In May 2011, the FASB issued ASU No. 2011-04, Amendments to Achieve Common Fair Value Measurement and Disclosure Requirements in U.S. GAAP and International Financial Reporting Standards (“IFRS”). This pronouncement was issued to provide a consistent definition of fair value and ensure that the fair value measurement and disclosure requirements are similar between U.S. GAAP and IFRS. ASU 2011-04 changes certain fair value measurement principles and enhances the disclosure requirements particularly for Level 3 fair value measurements. The Company’s adoption of ASU No. 2011-04 effective April 1, 2012 did not have a material impact on its consolidated results of operations or financial condition.

Fair Value Measurements

 The Company follows the principles of fair value accounting as they relate to its financial assets and financial liabilities. Fair value is defined as the estimated exit price received to sell an asset or paid to transfer a liability in an orderly transaction between market participants at the measurement date, rather than an entry price which represents the purchase price of an asset or liability. Where available, fair value is based on observable market prices or parameters or derived from such prices or parameters. Where observable prices or inputs are not available, valuation models are applied. These valuation techniques involve some level of management estimation and judgment, the degree of which is dependent on several factors, including the instrument’s complexity. The required fair value hierarchy that prioritizes observable and unobservable inputs used to measure fair value into three broad levels is described as follows:


Level 1 — Quoted prices (unadjusted) in active markets that are accessible at the measurement date for assets or liabilities. The fair value hierarchy gives the highest priority to Level 1 inputs.


Level 2 — Inputs other than Level 1 that are observable, either directly or indirectly, such as quoted prices for similar assets or liabilities; quoted prices in markets that are not active; or other inputs that are observable or can be corroborated by observable market data for substantially the full term of the assets or liabilities.


Level 3 — Unobservable inputs (i.e., inputs that reflect the reporting entity’s own assumptions about the assumptions that market participants would use in estimating the fair value of an asset or liability) are used when little or no market data is available. The fair value hierarchy gives the lowest priority to Level 3 inputs.


A financial instrument’s categorization within the valuation hierarchy is based upon the lowest level of input that is significant to the fair value measurement. Where quoted prices are available in an active market, securities are classified as Level 1 of the valuation hierarchy. If quoted market prices are not available for the specific financial instrument, then the Company estimates fair value by using pricing models, quoted prices of financial instruments with similar characteristics or discounted cash flows. In certain cases where there is limited activity or less transparency around inputs to valuation, financial assets or liabilities are classified as Level 3 within the valuation hierarchy.

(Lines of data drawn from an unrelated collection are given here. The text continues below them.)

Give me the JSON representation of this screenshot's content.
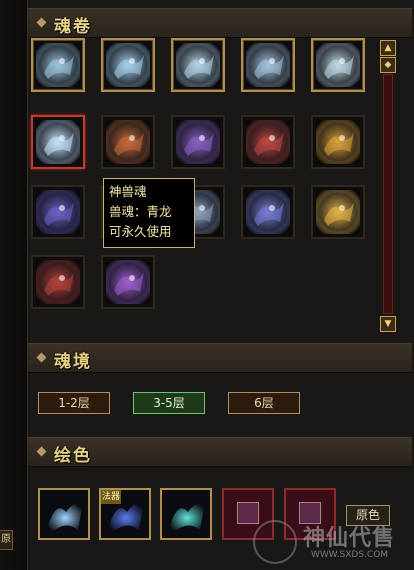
{
  "sections": {
    "soul_scroll": {
      "title": "魂卷"
    },
    "soul_realm": {
      "title": "魂境"
    },
    "paint_color": {
      "title": "绘色"
    }
  },
  "soul_slots": [
    {
      "icon": "white-bear-soul-icon",
      "state": "gold",
      "color": "#9fc9df"
    },
    {
      "icon": "white-horse-soul-icon",
      "state": "gold",
      "color": "#a8d3ef"
    },
    {
      "icon": "white-butterfly-soul-icon",
      "state": "gold",
      "color": "#b6d6ec"
    },
    {
      "icon": "white-wolf-soul-icon",
      "state": "gold",
      "color": "#a7c7e0"
    },
    {
      "icon": "white-deer-soul-icon",
      "state": "gold",
      "color": "#c3dce9"
    },
    {
      "icon": "azure-dragon-soul-icon",
      "state": "red",
      "color": "#c7e6ff"
    },
    {
      "icon": "fire-fox-soul-icon",
      "state": "dark",
      "color": "#c86d3a"
    },
    {
      "icon": "violet-butterfly-soul-icon",
      "state": "dark",
      "color": "#8e63c6"
    },
    {
      "icon": "crimson-phoenix-soul-icon",
      "state": "dark",
      "color": "#c04a44"
    },
    {
      "icon": "golden-phoenix-soul-icon",
      "state": "dark",
      "color": "#e0a23a"
    },
    {
      "icon": "violet-deer-soul-icon",
      "state": "dark",
      "color": "#6d63c9"
    },
    {
      "icon": "hidden-soul-icon",
      "state": "dark",
      "color": "#384050"
    },
    {
      "icon": "silver-fox-soul-icon",
      "state": "dark",
      "color": "#8fa2c0"
    },
    {
      "icon": "violet-fox-soul-icon",
      "state": "dark",
      "color": "#7a80d6"
    },
    {
      "icon": "golden-fox-soul-icon",
      "state": "dark",
      "color": "#e6b548"
    },
    {
      "icon": "red-wolf-soul-icon",
      "state": "dark",
      "color": "#b8443a"
    },
    {
      "icon": "purple-fox-soul-icon",
      "state": "dark",
      "color": "#a05fd0"
    }
  ],
  "tooltip": {
    "line1": "神兽魂",
    "line2": "兽魂：青龙",
    "line3": "可永久使用"
  },
  "tiers": [
    {
      "label": "1-2层"
    },
    {
      "label": "3-5层",
      "active": true
    },
    {
      "label": "6层"
    }
  ],
  "color_swatches": [
    {
      "icon": "ice-butterfly-icon",
      "color": "#9fd3ff"
    },
    {
      "icon": "sapphire-wing-icon",
      "color": "#5a7df0",
      "badge": "法器"
    },
    {
      "icon": "teal-butterfly-icon",
      "color": "#5fe3d7"
    },
    {
      "icon": "locked-swatch-icon",
      "locked": true
    },
    {
      "icon": "locked-swatch-icon",
      "locked": true
    }
  ],
  "original_color_button": {
    "label": "原色"
  },
  "left_tab": {
    "label": "原"
  },
  "watermark": {
    "title": "神仙代售",
    "url": "WWW.SXDS.COM"
  }
}
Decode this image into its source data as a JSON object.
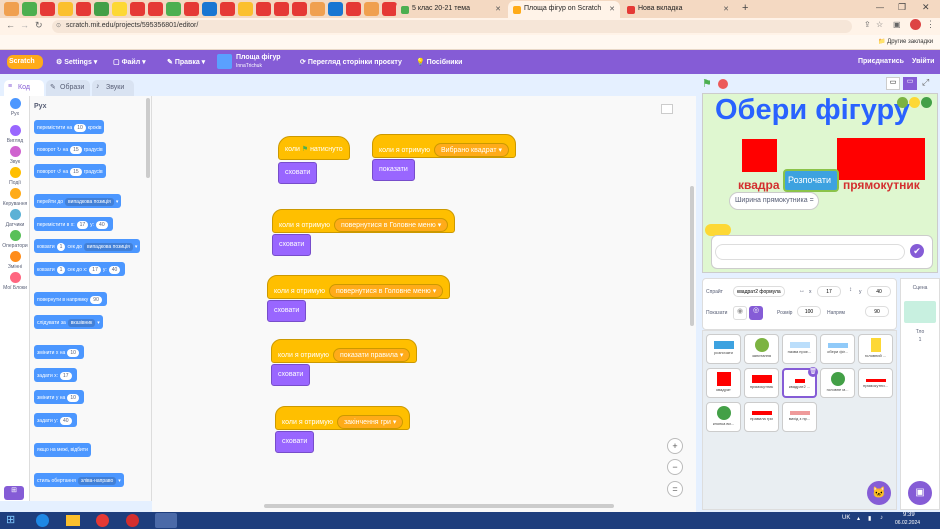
{
  "browser": {
    "tabs": [
      {
        "title": "5 клас 20-21 тема"
      },
      {
        "title": "Площа фігур on Scratch"
      },
      {
        "title": "Нова вкладка"
      }
    ],
    "url": "scratch.mit.edu/projects/595356801/editor/",
    "bookmarks_label": "Другие закладки"
  },
  "menu": {
    "logo": "Scratch",
    "settings": "Settings",
    "file": "Файл",
    "edit": "Правка",
    "project_title": "Площа фігур",
    "author": "InnaTrichuk",
    "see_project": "Перегляд сторінки проєкту",
    "tutorials": "Посібники",
    "share": "Приєднатись",
    "signin": "Увійти"
  },
  "editor_tabs": [
    "Код",
    "Образи",
    "Звуки"
  ],
  "categories": [
    {
      "label": "Рух",
      "color": "#4c97ff"
    },
    {
      "label": "Вигляд",
      "color": "#9966ff"
    },
    {
      "label": "Звук",
      "color": "#cf63cf"
    },
    {
      "label": "Події",
      "color": "#ffbf00"
    },
    {
      "label": "Керування",
      "color": "#ffab19"
    },
    {
      "label": "Датчики",
      "color": "#5cb1d6"
    },
    {
      "label": "Оператори",
      "color": "#59c059"
    },
    {
      "label": "Змінні",
      "color": "#ff8c1a"
    },
    {
      "label": "Мої Блоки",
      "color": "#ff6680"
    }
  ],
  "palette": {
    "heading": "Рух",
    "blocks": [
      {
        "text": "перемістити на",
        "arg": "10",
        "tail": "кроків"
      },
      {
        "text": "поворот ↻ на",
        "arg": "15",
        "tail": "градусів"
      },
      {
        "text": "поворот ↺ на",
        "arg": "15",
        "tail": "градусів"
      },
      {
        "text": "перейти до",
        "dd": "випадкова позиція"
      },
      {
        "text": "перемістити в x:",
        "arg": "17",
        "tail": "y:",
        "arg2": "40"
      },
      {
        "text": "ковзати",
        "arg": "1",
        "tail": "сек до",
        "dd": "випадкова позиція"
      },
      {
        "text": "ковзати",
        "arg": "1",
        "tail": "сек до x:",
        "arg2": "17",
        "tail2": "y:",
        "arg3": "40"
      },
      {
        "text": "повернути в напрямку",
        "arg": "90"
      },
      {
        "text": "слідувати за",
        "dd": "вказівник"
      },
      {
        "text": "змінити x на",
        "arg": "10"
      },
      {
        "text": "задати x:",
        "arg": "17"
      },
      {
        "text": "змінити y на",
        "arg": "10"
      },
      {
        "text": "задати y:",
        "arg": "40"
      },
      {
        "text": "якщо на межі, відбити"
      },
      {
        "text": "стиль обертання",
        "dd": "зліва-направо"
      }
    ]
  },
  "scripts": [
    {
      "hat": "коли",
      "flag": true,
      "hat_tail": "натиснуто",
      "body": "сховати"
    },
    {
      "hat": "коли я отримую",
      "dd": "Вибрано квадрат",
      "body": "показати"
    },
    {
      "hat": "коли я отримую",
      "dd": "повернутися в Головне меню",
      "body": "сховати"
    },
    {
      "hat": "коли я отримую",
      "dd": "повернутися в Головне меню",
      "body": "сховати"
    },
    {
      "hat": "коли я отримую",
      "dd": "показати правила",
      "body": "сховати"
    },
    {
      "hat": "коли я отримую",
      "dd": "закінчення гри",
      "body": "сховати"
    }
  ],
  "stage": {
    "title": "Обери фігуру",
    "start_button": "Розпочати",
    "left_label": "квадра",
    "right_label": "прямокутник",
    "question": "Ширина прямокутника ="
  },
  "sprite_info": {
    "sprite_label": "Спрайт",
    "sprite_name": "квадрат2 формула",
    "x_label": "x",
    "x": "17",
    "y_label": "y",
    "y": "40",
    "show_label": "Показати",
    "size_label": "Розмір",
    "size": "100",
    "direction_label": "Напрям",
    "direction": "90"
  },
  "sprites": [
    {
      "name": "розпочати"
    },
    {
      "name": "запитання"
    },
    {
      "name": "назва проє..."
    },
    {
      "name": "обери фіг..."
    },
    {
      "name": "головний ..."
    },
    {
      "name": "квадрат"
    },
    {
      "name": "прямокутник"
    },
    {
      "name": "квадрат2 ..."
    },
    {
      "name": "головне м..."
    },
    {
      "name": "прямокутни..."
    },
    {
      "name": "кнопка ви..."
    },
    {
      "name": "правила гри"
    },
    {
      "name": "вихід з пр..."
    }
  ],
  "stage_panel": {
    "title": "Сцена",
    "backdrops_label": "Тло",
    "backdrops": "1"
  },
  "taskbar": {
    "lang": "UK",
    "time": "9:39",
    "date": "06.02.2024"
  }
}
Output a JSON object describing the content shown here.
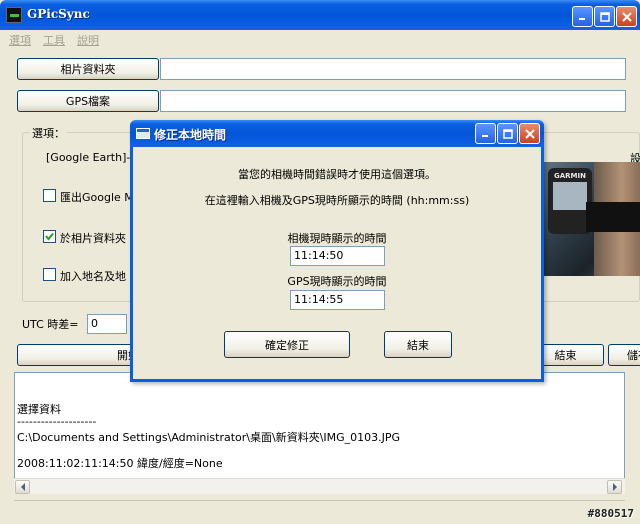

The Company does not use derivative instruments for hedging of market risks or for trading or speculative purposes. No assets or liabilities were carried at fair value at June 30, 2012 or March 31, 2012.